# Cell potential and E cell calculations using standard reduction potential series

Submitted by Ohso on Sat, 04/11/2009 - 23:56

Hi, I am having some issues solving for these problems. Any help would be good, thanks.

The first question is...

Is H+(aq) capable of oxidizing Cu(s) to Cu2+(aq)?
What is E°cell in this case?

I know the answer is No however I do not know how to calculate the Eo cell.

The second question...

An electrochemical (galvanic) cell consists of a nickel metal electrode immersed in a solution with [Ni2+] = 1.0 M separated by a porous disk from an aluminum metal electrode.

(a) What is the potential of this cell at 25°C if the aluminum electrode is placed in a solution in which [Al3+] = 5.4  10-3 M?

(b) When the aluminum electrode is placed in a certain solution in which [Al3+] is unknown, the measured cell potential at 25°C is 1.55 V. Calculate [Al3+] in the unknown solution. (Assume Al is oxidized.)

Write the two reduction half equations using your data - something like:
2H+(aq) + 2e- -----> H2(g)    Eo = 0.00V
Cu2+(aq) + 2e- -----> Cu(s)  Eo =  0.34V
The values show that the lower reaction is more likely as a reduction and will probably cause the reaction above it to go in reverse - as an oxidation.
In your example, you wish to find if Cu can be oxidised to Cu2+
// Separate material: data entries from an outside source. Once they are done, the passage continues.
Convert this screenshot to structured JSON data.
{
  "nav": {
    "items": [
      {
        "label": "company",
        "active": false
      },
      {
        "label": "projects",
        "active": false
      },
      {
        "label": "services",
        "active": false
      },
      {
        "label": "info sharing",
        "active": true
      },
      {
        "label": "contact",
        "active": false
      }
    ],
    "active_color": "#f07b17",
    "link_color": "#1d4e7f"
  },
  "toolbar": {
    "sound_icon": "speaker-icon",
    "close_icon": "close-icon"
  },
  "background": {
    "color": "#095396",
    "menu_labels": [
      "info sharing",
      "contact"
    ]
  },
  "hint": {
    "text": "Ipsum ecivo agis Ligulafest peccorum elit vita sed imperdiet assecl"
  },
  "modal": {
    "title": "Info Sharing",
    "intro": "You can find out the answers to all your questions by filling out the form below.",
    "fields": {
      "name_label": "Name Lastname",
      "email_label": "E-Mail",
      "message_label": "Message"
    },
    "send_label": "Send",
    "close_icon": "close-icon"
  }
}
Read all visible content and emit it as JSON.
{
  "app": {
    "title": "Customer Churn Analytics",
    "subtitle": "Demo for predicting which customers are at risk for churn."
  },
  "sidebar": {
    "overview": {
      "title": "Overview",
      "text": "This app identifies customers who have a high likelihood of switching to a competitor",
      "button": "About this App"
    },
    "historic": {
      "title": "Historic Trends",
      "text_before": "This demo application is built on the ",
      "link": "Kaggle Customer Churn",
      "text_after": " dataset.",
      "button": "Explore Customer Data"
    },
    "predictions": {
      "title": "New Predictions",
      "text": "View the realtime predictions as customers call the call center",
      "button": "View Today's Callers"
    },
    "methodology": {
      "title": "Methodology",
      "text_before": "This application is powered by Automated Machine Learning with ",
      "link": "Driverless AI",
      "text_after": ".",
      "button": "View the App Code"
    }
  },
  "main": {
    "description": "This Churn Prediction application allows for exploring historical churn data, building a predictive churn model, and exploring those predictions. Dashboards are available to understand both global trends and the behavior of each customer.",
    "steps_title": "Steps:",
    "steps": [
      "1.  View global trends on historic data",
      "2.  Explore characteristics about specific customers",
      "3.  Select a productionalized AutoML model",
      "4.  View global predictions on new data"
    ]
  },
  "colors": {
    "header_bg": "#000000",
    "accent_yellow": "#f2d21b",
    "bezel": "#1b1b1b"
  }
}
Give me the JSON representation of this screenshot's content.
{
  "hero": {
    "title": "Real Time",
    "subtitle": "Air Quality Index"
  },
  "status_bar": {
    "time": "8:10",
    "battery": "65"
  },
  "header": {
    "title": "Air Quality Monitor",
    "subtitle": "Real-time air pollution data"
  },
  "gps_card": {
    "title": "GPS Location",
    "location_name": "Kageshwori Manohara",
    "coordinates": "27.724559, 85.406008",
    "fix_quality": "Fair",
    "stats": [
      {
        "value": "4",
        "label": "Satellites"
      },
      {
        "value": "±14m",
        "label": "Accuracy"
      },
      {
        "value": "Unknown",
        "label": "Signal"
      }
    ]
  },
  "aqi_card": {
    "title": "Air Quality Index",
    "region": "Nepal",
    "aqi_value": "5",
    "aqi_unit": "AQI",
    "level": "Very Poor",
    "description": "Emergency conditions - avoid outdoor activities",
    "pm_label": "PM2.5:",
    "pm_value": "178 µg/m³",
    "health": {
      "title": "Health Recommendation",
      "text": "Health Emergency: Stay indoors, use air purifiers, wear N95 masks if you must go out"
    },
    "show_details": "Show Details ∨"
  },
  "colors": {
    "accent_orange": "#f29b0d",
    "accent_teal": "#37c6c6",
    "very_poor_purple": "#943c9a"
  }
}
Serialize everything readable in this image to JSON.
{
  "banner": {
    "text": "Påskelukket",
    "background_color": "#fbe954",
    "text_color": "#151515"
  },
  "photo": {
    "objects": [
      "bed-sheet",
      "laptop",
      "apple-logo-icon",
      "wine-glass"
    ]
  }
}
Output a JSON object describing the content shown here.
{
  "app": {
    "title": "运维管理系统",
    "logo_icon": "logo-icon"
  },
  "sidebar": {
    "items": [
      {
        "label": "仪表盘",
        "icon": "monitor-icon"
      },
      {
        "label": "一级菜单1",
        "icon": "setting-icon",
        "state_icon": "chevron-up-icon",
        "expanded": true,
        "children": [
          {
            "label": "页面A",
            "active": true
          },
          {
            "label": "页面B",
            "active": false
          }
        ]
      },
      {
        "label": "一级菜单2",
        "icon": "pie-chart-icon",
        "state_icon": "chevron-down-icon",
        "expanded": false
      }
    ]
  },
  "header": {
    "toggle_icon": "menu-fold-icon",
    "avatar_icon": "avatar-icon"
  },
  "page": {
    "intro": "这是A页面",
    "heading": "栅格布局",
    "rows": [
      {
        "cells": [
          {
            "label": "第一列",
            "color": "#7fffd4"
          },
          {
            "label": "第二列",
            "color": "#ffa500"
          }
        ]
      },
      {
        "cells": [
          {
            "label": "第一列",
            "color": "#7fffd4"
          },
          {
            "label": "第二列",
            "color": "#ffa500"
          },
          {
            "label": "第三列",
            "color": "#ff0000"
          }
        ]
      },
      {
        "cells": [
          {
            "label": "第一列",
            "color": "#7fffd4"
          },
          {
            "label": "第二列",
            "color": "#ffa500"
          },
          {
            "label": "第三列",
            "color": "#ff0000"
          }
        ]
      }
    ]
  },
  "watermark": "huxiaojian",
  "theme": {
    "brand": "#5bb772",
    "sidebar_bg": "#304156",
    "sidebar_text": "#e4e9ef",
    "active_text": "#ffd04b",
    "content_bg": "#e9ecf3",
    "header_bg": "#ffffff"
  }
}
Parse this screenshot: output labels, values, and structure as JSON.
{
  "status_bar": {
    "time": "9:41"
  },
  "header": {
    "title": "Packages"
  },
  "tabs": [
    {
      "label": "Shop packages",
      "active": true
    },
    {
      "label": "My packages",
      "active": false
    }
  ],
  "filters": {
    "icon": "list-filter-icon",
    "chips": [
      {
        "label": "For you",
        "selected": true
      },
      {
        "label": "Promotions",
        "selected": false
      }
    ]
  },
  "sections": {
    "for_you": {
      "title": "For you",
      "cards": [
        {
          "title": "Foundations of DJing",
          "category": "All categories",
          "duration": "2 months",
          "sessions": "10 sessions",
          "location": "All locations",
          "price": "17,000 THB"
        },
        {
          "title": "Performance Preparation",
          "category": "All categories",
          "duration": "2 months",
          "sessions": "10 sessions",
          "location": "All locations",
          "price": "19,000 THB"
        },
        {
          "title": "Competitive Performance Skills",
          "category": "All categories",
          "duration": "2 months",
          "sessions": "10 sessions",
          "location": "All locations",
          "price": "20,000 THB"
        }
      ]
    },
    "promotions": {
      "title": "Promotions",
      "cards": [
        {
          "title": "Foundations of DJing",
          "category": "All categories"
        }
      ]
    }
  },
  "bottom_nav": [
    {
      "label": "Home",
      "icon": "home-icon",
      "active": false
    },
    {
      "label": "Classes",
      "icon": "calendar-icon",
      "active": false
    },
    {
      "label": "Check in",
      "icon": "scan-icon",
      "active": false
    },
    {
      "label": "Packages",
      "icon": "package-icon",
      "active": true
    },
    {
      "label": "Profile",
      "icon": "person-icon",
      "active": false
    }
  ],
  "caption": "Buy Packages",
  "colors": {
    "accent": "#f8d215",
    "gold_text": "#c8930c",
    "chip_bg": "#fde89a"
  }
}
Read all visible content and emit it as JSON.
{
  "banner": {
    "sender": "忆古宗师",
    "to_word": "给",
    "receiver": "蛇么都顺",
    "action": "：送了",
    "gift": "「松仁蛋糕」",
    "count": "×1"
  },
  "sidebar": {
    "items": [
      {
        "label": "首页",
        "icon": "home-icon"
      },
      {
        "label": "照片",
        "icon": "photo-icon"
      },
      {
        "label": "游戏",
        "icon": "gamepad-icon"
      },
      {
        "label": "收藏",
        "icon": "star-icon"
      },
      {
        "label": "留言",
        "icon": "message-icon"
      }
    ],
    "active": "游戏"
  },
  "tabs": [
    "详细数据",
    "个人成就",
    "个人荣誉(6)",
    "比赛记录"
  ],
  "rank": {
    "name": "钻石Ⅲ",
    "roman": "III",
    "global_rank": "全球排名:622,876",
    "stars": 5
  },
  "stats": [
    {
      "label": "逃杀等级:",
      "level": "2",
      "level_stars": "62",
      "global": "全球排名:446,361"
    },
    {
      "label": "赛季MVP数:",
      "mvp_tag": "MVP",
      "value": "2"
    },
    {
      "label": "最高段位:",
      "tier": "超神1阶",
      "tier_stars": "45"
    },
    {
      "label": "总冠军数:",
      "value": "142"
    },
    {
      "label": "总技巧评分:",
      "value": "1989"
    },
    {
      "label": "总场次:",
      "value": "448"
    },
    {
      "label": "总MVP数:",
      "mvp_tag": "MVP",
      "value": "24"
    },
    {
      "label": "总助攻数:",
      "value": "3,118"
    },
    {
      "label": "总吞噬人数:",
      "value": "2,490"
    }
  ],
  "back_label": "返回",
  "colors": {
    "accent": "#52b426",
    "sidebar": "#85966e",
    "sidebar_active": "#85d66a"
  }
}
So reverse this equation:
2H+(aq) + 2e- -----> H2(g)    Eo = 0.00V
Cu(s) -----> Cu2+(aq) + 2e-  -Eo = -0.34V
As there are the same number of electrons in both reactions, the equations can be added. The Eo values are added to give the emf of the cell (under standard conditions)
2H+(aq) + Cu(s) -----> H2(g) + Cu2+(aq) emf = -0.34V
As this is a negative value, it will not work.

The reactions which work are:
H2(g) + Cu2+(aq) -----> 2H+(aq) + Cu(s) emf = 0.34V

As a general rule, reactions lower in the Eo table will go as written (reduction) and cause reactions above to go in reverse (as oxidation).

thanks but that was my original answer and I inputed it online and got it wrong.

There is nothing wrong with the method. Are you sure you are using the correct values for Eo as some data tables give slightly different/more accurate values(?).

Ok I was trying 0.34 V t is actually -0.34 V